Courtesy of Mpls55408
Can the parks director hire his brother as a lifeguard at the municipal pool? Is it all right for the county treasurer to hire her spouse as an administrative assistant? The answer to each of these questions requires a review of the practice of nepotism, as well as conflict of interest law. Continue reading
Pipeline on rails with oil from North Dakota. Courtesy of Roy Luck.
The development of hydraulic fracturing, or “fracking,” has led to a surge in oil production in the U.S. Because the expansion of oil production has outpaced the expansion of the nation’s pipeline system, much of the new oil is moved by train. According to a recent Seattle magazine article, railroads in the U.S. transported more crude oil in 2013 than in the past 30 years combined. This is reflected in our region by greatly increased rail traffic as oil from the Bakken oilfields in North Dakota and Montana is transported to terminals in the Northwest for export to China.
Northwest communities have already seen a major increase in rail traffic carrying coal from Idaho and Montana for export, and the oil trains just heighten the public concern about the environmental and public health impacts associated with the transportation of these potentially hazardous commodities. The coal transportation issue has been on the radar in Washington communities for a while now (see my December 2012 blog post, Coal Train Crossings – Considering Facilities with Regional Impacts).
So what role do local governments play in addressing the impacts of this increased rail transportation and responding to public pressure? Continue reading
A Chelan County Superior Court judge issued a ruling last week that upheld the City of Wenatchee’s moratorium on the issuance of permits for the production and sale of marijuana and its business licensing provision, as applied to marijuana businesses, that licenses may not be issued for activities that are unlawful under federal law. Continue reading
Each week I scan the Web for interesting and useful news, blog posts, articles, and reports from a variety of local government related sources and post them to the “In Focus” section of MRSC’s homepage. Here are the top picks from my most recent “In Focus” scans: Continue reading
Twenty-eight of Washington’s 39 counties have large-diameter transmission pipelines within their jurisdiction. Over 110 cities and towns in Washington have major transmission pipelines either within their jurisdiction or within one mile of their boundaries. See our webpage on Washington Counties, Cities and Towns with Interstate Pipelines. These major pipelines are transporting either natural gas or hazardous liquids (such as crude oil, gasoline, or jet fuel) at high pressure. This post is intended as a reminder about safety issues involved with these pipelines. Continue reading
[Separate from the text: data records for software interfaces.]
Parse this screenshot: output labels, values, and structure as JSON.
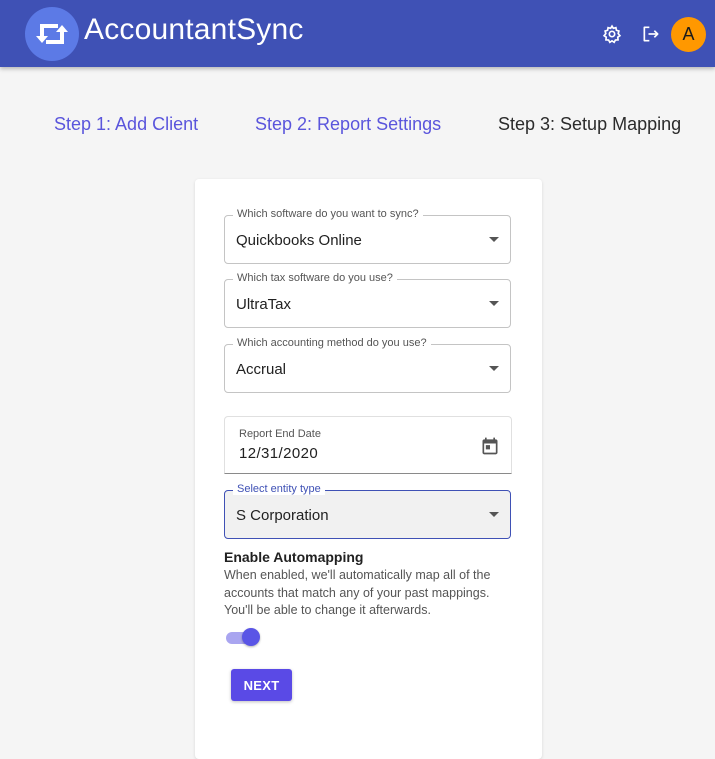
{
  "header": {
    "brand": "AccountantSync",
    "avatar_initial": "A",
    "icons": {
      "logo": "sync-arrows-icon",
      "settings": "gear-icon",
      "logout": "logout-icon"
    },
    "colors": {
      "bar": "#3f51b5",
      "avatar": "#ff9800"
    }
  },
  "steps": [
    {
      "label": "Step 1: Add Client"
    },
    {
      "label": "Step 2: Report Settings"
    },
    {
      "label": "Step 3: Setup Mapping"
    }
  ],
  "form": {
    "software": {
      "label": "Which software do you want to sync?",
      "value": "Quickbooks Online"
    },
    "tax_software": {
      "label": "Which tax software do you use?",
      "value": "UltraTax"
    },
    "accounting_method": {
      "label": "Which accounting method do you use?",
      "value": "Accrual"
    },
    "report_end_date": {
      "label": "Report End Date",
      "value": "12/31/2020"
    },
    "entity_type": {
      "label": "Select entity type",
      "value": "S Corporation"
    },
    "automapping": {
      "title": "Enable Automapping",
      "description": "When enabled, we'll automatically map all of the accounts that match any of your past mappings. You'll be able to change it afterwards.",
      "enabled": true
    },
    "next_label": "NEXT"
  },
  "colors": {
    "accent": "#5a4ae6",
    "link": "#5a55dc"
  }
}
The recent fatal shooting of the unarmed black teenager Michael Brown in Ferguson, Missouri, has greatly accelerated an already growing interest in the use of police body-worn cameras across the country and in several Washington communities.
These officer-activated cameras, which are small enough to clip to the officer’s uniform or sunglasses, can record audio and video of police interactions with the public, providing a record of events that goes well beyond the limited view provided by the more familiar dash-mounted vehicle cameras. But what are the benefits, and what have police departments done in Washington?
Executive Director’s note: This month marks the retirement of Lynne De Merritt, Senior Research Consultant at MRSC. Lynne is the quintessential researcher – she’s tracked down the answers to the most mind-bending and complicated questions ever posed by local governments. We will sorely miss her tenacity, her outstanding work, her enduring dedication to MRSC, and her inimitable style. The following are her reflections on a remarkable career. – Tracy Burrows
Forty-one years, four months, and 15 days – where did the time go? I first arrived at MRSC in June 1973, four years after it succeeded the University of Washington Bureau of Governmental Research. Armed with master’s degrees in political science and library science, it was my job to reorganize the library, develop the collection, and provide reference services. Continue reading